-- Brief --
What lines below include the string "this"? Pick them out and copy them.
Provided data: Begin
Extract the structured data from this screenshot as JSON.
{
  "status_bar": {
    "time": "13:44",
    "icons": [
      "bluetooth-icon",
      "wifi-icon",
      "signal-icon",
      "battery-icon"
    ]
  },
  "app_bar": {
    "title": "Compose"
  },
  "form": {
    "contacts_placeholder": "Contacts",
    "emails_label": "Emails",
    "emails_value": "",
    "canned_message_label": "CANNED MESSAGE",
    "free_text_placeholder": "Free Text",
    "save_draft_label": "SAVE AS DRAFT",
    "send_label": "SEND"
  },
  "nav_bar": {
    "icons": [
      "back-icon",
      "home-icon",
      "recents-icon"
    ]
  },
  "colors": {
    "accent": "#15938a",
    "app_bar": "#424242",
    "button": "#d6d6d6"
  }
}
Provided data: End
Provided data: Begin
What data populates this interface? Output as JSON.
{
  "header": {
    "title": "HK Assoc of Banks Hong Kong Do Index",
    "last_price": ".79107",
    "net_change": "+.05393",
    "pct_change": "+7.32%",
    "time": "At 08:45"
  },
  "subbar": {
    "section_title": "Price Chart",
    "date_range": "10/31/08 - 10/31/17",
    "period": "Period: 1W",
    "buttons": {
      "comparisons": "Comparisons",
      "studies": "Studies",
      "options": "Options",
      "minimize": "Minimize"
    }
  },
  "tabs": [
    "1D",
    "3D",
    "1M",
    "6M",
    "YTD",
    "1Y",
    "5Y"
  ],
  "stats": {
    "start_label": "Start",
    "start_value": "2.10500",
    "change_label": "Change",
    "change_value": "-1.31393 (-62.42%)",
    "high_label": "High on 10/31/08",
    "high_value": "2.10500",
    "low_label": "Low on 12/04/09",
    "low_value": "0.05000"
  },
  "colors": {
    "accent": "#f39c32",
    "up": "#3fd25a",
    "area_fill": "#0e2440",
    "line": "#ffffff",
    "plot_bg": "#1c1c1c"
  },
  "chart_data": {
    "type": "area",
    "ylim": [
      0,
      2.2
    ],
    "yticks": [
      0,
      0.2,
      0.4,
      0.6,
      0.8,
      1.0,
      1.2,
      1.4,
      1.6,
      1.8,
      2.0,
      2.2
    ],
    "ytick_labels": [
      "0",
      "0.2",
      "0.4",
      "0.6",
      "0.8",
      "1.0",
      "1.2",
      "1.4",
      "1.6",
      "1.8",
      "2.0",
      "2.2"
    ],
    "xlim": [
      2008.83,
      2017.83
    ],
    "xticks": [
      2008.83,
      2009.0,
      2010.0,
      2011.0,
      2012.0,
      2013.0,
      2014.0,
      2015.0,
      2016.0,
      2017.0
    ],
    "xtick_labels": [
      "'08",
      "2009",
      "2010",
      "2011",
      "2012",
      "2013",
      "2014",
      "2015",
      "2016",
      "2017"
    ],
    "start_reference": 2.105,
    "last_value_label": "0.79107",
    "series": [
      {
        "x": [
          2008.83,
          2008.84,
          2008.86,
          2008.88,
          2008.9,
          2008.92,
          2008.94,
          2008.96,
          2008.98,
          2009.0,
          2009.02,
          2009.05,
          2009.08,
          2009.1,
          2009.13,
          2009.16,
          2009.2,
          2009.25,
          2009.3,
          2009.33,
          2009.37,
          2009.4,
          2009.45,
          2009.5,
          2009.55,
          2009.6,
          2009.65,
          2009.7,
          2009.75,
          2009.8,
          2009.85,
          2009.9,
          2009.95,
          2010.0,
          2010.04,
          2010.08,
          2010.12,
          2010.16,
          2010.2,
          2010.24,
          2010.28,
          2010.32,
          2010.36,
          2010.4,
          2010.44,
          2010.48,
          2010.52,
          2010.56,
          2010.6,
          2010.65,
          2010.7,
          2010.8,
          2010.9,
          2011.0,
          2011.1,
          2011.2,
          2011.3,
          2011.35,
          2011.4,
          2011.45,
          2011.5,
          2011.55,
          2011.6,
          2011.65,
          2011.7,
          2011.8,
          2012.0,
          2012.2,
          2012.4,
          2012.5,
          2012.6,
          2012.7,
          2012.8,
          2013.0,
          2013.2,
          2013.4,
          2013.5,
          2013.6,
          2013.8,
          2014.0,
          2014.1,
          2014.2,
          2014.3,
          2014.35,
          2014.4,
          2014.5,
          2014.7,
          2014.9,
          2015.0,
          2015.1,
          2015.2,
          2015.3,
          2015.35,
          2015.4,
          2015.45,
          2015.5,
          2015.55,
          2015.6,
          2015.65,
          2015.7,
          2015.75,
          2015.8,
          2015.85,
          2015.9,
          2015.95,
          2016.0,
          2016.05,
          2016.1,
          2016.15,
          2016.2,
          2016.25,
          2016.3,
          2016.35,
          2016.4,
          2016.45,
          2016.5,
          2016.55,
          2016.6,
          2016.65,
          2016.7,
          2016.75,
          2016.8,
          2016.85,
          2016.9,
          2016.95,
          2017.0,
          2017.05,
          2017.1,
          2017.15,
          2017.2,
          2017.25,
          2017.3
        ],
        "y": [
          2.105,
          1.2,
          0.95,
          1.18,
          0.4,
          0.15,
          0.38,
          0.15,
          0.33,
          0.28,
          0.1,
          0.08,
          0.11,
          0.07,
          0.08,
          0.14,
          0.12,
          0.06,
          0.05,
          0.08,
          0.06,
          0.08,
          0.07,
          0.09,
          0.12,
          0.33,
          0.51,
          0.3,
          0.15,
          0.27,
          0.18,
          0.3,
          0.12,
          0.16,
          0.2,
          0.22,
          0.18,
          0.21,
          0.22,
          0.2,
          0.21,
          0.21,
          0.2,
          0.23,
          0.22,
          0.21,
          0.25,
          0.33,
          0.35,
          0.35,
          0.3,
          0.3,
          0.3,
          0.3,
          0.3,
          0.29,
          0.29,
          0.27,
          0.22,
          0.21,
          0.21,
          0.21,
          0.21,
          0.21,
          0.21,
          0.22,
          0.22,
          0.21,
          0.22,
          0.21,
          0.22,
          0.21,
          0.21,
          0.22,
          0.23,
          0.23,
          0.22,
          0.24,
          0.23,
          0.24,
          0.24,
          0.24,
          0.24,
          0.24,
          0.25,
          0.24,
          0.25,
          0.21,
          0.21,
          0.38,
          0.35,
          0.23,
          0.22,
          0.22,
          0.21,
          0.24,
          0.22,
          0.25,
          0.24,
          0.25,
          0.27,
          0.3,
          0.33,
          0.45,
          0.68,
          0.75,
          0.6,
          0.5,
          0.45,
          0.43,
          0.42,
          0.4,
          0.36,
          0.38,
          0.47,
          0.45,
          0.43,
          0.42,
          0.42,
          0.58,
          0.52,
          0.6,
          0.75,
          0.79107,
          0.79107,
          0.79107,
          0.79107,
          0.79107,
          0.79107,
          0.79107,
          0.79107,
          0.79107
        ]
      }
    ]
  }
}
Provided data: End
-- The answer --
Extract the structured data from this screenshot as JSON.
What data populates this interface? Output as JSON.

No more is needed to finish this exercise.